Records drawn from a dataset
————

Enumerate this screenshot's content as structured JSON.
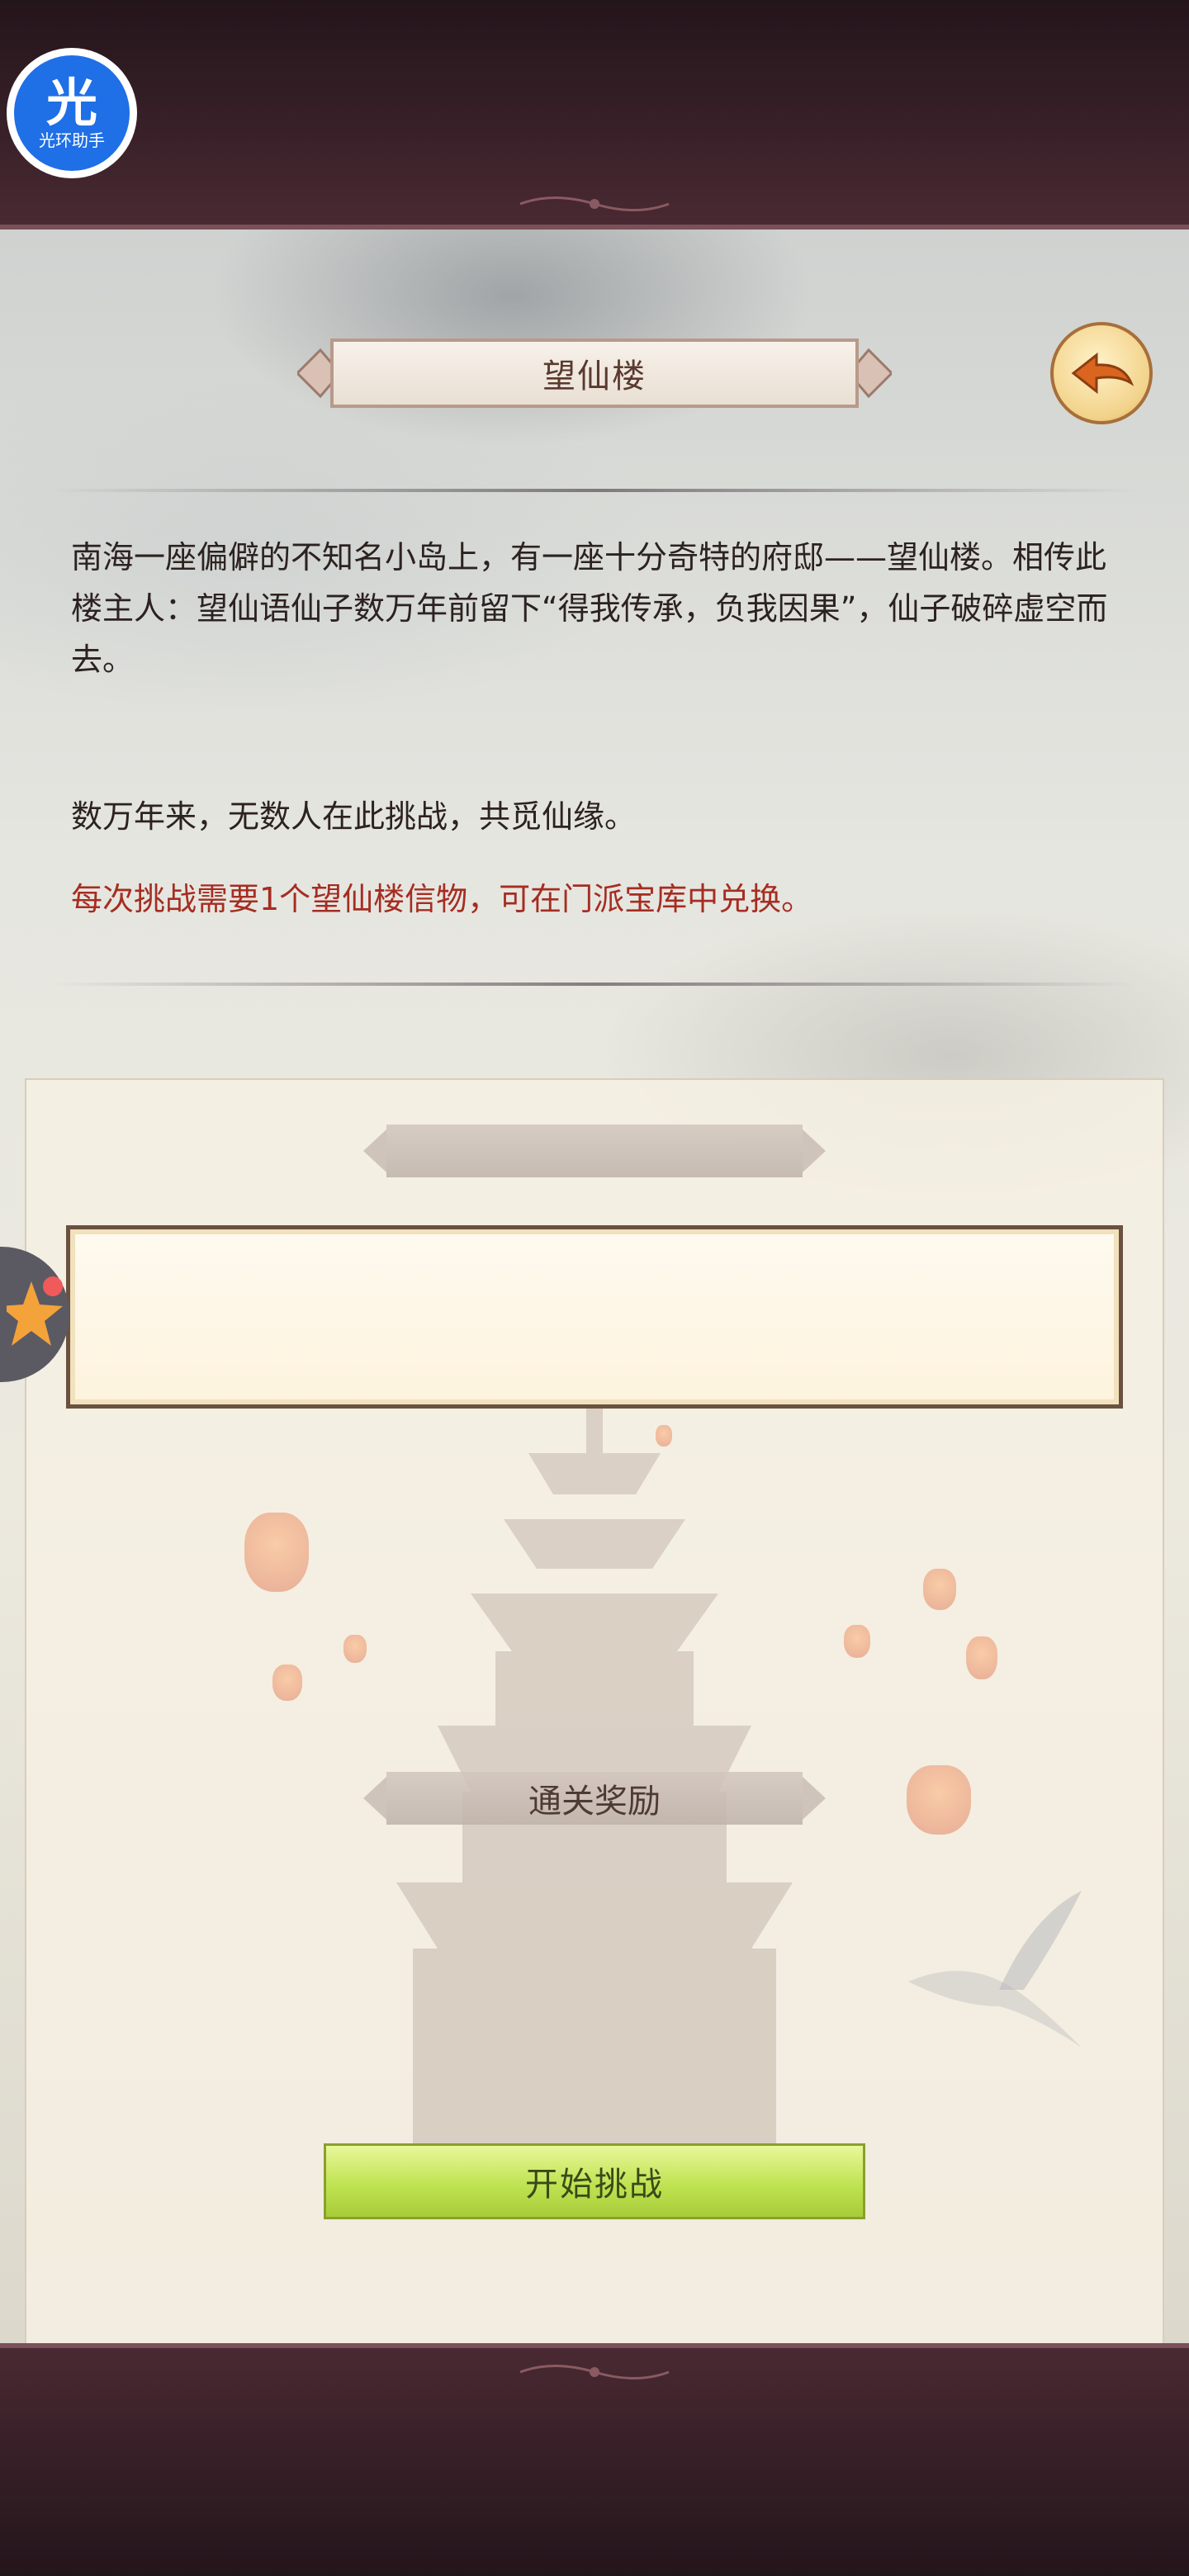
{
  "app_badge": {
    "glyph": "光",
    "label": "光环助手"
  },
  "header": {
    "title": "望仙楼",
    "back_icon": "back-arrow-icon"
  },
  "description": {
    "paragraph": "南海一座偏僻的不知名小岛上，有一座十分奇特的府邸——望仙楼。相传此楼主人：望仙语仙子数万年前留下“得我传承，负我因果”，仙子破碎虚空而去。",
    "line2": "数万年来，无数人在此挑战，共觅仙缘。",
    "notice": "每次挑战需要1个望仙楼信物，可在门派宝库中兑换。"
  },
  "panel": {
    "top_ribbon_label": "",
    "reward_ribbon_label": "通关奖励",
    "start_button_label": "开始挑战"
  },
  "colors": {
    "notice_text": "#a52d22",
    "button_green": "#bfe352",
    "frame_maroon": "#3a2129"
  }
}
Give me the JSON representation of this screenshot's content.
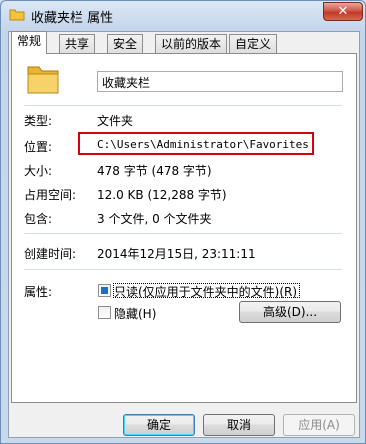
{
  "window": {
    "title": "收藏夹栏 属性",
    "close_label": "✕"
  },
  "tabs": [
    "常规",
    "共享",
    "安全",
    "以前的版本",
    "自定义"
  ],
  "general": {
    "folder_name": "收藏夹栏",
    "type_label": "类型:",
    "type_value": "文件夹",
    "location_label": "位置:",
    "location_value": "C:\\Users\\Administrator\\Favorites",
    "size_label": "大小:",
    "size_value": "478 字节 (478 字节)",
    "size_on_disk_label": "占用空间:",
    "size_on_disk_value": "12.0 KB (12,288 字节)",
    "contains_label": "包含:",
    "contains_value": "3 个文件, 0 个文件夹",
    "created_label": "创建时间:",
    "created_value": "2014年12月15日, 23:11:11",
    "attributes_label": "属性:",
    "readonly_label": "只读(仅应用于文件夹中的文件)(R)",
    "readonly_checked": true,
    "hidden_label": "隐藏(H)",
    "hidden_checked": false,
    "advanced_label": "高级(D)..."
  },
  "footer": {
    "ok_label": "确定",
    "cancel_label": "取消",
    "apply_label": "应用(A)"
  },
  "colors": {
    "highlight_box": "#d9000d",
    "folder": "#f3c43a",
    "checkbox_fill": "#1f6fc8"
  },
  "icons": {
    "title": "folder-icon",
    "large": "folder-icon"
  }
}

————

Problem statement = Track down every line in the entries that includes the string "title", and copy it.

Exercise solution =
    "title": "望仙楼",
    "title": "收藏夹栏 属性",
    "title": "folder-icon",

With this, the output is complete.